- _RECORDS_:
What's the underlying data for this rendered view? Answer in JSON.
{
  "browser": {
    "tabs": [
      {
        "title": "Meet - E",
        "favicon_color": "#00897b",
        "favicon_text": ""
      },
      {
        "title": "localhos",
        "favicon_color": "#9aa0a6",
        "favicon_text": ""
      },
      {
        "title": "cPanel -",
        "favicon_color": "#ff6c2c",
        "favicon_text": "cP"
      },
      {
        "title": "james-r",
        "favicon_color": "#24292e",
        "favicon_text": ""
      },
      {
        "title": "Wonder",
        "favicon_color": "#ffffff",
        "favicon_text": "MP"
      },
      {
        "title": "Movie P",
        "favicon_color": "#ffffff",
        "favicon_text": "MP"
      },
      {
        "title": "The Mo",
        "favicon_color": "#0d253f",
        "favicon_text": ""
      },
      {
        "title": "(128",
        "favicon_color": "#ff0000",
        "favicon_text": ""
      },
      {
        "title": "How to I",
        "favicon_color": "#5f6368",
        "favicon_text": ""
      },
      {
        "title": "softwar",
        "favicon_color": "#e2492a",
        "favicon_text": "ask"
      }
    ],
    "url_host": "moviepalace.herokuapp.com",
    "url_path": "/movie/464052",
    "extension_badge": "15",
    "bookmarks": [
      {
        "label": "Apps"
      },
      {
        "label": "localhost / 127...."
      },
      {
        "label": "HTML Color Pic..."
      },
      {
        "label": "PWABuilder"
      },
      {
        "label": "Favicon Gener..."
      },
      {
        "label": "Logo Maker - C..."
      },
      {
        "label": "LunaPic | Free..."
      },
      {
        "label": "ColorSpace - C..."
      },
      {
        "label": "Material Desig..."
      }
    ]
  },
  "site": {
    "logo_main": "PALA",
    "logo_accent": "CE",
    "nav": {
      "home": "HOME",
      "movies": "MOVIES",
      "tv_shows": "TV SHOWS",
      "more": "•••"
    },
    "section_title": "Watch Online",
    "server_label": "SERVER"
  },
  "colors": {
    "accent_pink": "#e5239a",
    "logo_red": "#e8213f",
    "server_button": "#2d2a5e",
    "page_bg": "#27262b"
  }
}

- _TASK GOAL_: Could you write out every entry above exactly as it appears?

- _PROBLEM SOLUTION_:
What's the underlying data for this rendered view? Answer in JSON.
{
  "browser": {
    "tabs": [
      {
        "title": "Meet - E",
        "favicon_color": "#00897b",
        "favicon_text": ""
      },
      {
        "title": "localhos",
        "favicon_color": "#9aa0a6",
        "favicon_text": ""
      },
      {
        "title": "cPanel -",
        "favicon_color": "#ff6c2c",
        "favicon_text": "cP"
      },
      {
        "title": "james-r",
        "favicon_color": "#24292e",
        "favicon_text": ""
      },
      {
        "title": "Wonder",
        "favicon_color": "#ffffff",
        "favicon_text": "MP"
      },
      {
        "title": "Movie P",
        "favicon_color": "#ffffff",
        "favicon_text": "MP"
      },
      {
        "title": "The Mo",
        "favicon_color": "#0d253f",
        "favicon_text": ""
      },
      {
        "title": "(128",
        "favicon_color": "#ff0000",
        "favicon_text": ""
      },
      {
        "title": "How to I",
        "favicon_color": "#5f6368",
        "favicon_text": ""
      },
      {
        "title": "softwar",
        "favicon_color": "#e2492a",
        "favicon_text": "ask"
      }
    ],
    "url_host": "moviepalace.herokuapp.com",
    "url_path": "/movie/464052",
    "extension_badge": "15",
    "bookmarks": [
      {
        "label": "Apps"
      },
      {
        "label": "localhost / 127...."
      },
      {
        "label": "HTML Color Pic..."
      },
      {
        "label": "PWABuilder"
      },
      {
        "label": "Favicon Gener..."
      },
      {
        "label": "Logo Maker - C..."
      },
      {
        "label": "LunaPic | Free..."
      },
      {
        "label": "ColorSpace - C..."
      },
      {
        "label": "Material Desig..."
      }
    ]
  },
  "site": {
    "logo_main": "PALA",
    "logo_accent": "CE",
    "nav": {
      "home": "HOME",
      "movies": "MOVIES",
      "tv_shows": "TV SHOWS",
      "more": "•••"
    },
    "section_title": "Watch Online",
    "server_label": "SERVER"
  },
  "colors": {
    "accent_pink": "#e5239a",
    "logo_red": "#e8213f",
    "server_button": "#2d2a5e",
    "page_bg": "#27262b"
  }
}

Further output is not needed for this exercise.